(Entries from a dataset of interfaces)
********************
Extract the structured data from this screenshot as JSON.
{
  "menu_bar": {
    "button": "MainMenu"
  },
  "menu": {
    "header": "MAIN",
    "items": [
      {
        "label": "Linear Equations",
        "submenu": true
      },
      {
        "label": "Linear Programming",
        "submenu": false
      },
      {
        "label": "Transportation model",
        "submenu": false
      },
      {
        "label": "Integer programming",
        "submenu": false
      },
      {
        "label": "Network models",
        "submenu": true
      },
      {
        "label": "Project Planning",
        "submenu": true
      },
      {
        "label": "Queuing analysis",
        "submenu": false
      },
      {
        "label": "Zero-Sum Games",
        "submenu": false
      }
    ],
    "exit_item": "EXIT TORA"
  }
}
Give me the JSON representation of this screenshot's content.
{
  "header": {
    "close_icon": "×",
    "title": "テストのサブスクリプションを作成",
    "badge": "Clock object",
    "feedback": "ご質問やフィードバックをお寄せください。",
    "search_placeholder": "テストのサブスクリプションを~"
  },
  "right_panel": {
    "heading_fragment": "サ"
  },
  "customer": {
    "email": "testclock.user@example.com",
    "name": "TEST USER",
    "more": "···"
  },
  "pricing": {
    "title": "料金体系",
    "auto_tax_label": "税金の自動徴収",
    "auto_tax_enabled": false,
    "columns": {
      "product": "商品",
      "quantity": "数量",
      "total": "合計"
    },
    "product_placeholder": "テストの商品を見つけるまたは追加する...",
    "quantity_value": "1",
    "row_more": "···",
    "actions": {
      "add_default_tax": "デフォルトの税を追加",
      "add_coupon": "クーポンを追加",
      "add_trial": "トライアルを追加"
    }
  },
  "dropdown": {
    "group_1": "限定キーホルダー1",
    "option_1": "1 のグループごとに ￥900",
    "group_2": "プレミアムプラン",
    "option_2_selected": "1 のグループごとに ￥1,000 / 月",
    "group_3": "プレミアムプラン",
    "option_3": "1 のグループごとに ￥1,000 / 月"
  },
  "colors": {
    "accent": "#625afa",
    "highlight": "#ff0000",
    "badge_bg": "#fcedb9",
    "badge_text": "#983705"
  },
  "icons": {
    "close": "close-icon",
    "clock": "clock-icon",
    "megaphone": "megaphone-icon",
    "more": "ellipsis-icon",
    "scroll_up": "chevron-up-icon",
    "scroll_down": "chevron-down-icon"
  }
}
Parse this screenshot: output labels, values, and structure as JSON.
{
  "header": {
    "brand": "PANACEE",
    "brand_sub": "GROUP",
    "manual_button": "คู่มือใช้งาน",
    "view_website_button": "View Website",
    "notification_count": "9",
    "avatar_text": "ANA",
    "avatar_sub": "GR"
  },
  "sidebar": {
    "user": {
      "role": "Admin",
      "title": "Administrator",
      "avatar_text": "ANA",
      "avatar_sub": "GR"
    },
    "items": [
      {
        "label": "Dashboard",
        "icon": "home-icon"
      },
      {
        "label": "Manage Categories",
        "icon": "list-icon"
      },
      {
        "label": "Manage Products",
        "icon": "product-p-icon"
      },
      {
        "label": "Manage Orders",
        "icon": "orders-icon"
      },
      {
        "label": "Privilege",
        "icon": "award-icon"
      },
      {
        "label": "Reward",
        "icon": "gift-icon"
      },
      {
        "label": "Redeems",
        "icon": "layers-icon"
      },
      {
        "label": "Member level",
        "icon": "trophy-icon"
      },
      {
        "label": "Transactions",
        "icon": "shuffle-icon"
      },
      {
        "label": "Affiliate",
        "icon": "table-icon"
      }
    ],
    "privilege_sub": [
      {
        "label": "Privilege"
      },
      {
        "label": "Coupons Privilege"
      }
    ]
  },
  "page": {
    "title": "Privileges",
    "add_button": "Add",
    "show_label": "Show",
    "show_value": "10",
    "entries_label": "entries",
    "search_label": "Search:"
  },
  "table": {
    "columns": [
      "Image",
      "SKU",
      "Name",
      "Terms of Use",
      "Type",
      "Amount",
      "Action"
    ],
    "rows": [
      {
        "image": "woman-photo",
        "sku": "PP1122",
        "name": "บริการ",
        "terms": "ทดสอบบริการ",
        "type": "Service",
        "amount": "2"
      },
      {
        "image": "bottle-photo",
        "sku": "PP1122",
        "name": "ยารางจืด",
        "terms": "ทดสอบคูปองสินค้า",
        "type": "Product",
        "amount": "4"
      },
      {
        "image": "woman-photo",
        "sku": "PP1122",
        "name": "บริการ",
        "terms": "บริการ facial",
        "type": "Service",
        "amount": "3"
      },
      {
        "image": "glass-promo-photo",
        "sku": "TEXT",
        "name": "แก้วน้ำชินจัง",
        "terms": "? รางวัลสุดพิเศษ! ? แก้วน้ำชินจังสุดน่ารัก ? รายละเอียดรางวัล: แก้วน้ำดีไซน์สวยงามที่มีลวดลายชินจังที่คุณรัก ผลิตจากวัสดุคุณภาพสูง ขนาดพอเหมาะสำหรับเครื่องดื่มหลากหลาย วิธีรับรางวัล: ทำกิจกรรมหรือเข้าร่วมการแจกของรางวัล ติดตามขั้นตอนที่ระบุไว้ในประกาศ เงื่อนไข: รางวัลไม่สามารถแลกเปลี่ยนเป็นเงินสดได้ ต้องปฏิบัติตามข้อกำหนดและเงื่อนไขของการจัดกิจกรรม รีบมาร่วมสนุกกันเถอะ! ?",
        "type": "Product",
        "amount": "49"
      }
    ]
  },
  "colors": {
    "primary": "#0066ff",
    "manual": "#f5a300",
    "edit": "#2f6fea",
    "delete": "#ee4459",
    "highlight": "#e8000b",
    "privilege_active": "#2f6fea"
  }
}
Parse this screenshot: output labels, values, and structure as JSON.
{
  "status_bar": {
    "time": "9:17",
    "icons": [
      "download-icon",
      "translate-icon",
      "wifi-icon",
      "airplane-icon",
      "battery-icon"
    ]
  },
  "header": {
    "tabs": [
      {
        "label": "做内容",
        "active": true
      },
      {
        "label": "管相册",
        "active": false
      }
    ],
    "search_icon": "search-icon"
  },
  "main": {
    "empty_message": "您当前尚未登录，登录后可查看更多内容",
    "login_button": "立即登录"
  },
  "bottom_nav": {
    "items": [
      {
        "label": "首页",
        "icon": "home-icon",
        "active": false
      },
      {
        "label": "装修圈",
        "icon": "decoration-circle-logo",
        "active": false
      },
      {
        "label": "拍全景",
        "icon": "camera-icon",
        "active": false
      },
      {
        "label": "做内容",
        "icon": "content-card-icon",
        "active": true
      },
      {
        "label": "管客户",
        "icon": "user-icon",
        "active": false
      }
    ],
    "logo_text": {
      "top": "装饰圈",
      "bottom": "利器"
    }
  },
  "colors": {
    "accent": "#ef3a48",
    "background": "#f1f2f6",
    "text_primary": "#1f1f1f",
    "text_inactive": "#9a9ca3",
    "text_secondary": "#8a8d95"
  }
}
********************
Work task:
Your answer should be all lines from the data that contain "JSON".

Result:
Extract the structured data from this screenshot as JSON.
Give me the JSON representation of this screenshot's content.
Parse this screenshot: output labels, values, and structure as JSON.
Parse this screenshot: output labels, values, and structure as JSON.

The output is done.